_Assignment_
Every line containing "text" should be identified and copied from the data below.

(Entries from a dataset of interfaces)
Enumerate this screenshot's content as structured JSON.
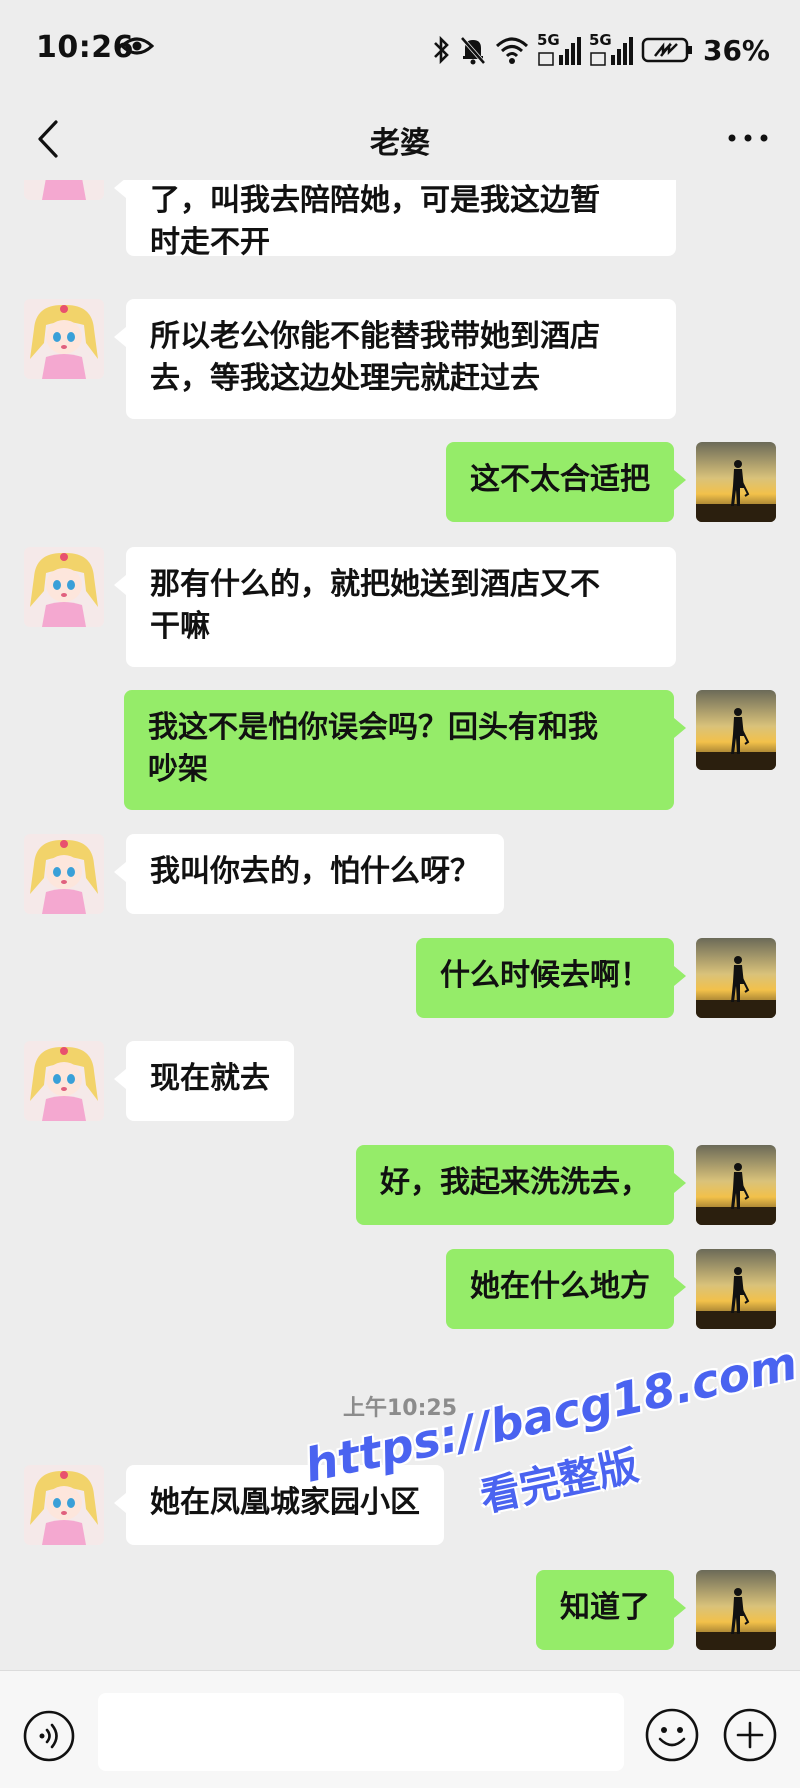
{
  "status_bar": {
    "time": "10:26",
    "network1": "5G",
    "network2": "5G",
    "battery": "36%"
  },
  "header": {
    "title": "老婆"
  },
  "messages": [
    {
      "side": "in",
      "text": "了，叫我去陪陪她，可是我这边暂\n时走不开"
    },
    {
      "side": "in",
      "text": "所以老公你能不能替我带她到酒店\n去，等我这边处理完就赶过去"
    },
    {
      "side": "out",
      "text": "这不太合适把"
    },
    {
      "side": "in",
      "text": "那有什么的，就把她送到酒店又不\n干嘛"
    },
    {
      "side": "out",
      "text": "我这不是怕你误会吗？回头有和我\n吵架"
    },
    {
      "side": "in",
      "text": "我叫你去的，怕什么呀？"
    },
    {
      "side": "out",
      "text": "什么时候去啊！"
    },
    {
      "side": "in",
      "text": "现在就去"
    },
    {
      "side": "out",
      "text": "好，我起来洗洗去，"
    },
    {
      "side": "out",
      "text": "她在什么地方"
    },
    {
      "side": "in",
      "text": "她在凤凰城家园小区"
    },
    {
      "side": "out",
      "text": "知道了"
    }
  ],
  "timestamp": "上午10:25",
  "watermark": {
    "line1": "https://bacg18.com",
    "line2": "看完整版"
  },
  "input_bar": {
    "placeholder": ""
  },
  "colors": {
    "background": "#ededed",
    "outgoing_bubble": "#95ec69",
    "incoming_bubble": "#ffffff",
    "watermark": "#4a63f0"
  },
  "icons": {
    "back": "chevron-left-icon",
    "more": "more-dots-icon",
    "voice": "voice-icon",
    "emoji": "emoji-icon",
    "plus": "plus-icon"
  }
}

_Task solution_
      "text": "了，叫我去陪陪她，可是我这边暂\n时走不开"
      "text": "所以老公你能不能替我带她到酒店\n去，等我这边处理完就赶过去"
      "text": "这不太合适把"
      "text": "那有什么的，就把她送到酒店又不\n干嘛"
      "text": "我这不是怕你误会吗？回头有和我\n吵架"
      "text": "我叫你去的，怕什么呀？"
      "text": "什么时候去啊！"
      "text": "现在就去"
      "text": "好，我起来洗洗去，"
      "text": "她在什么地方"
      "text": "她在凤凰城家园小区"
      "text": "知道了"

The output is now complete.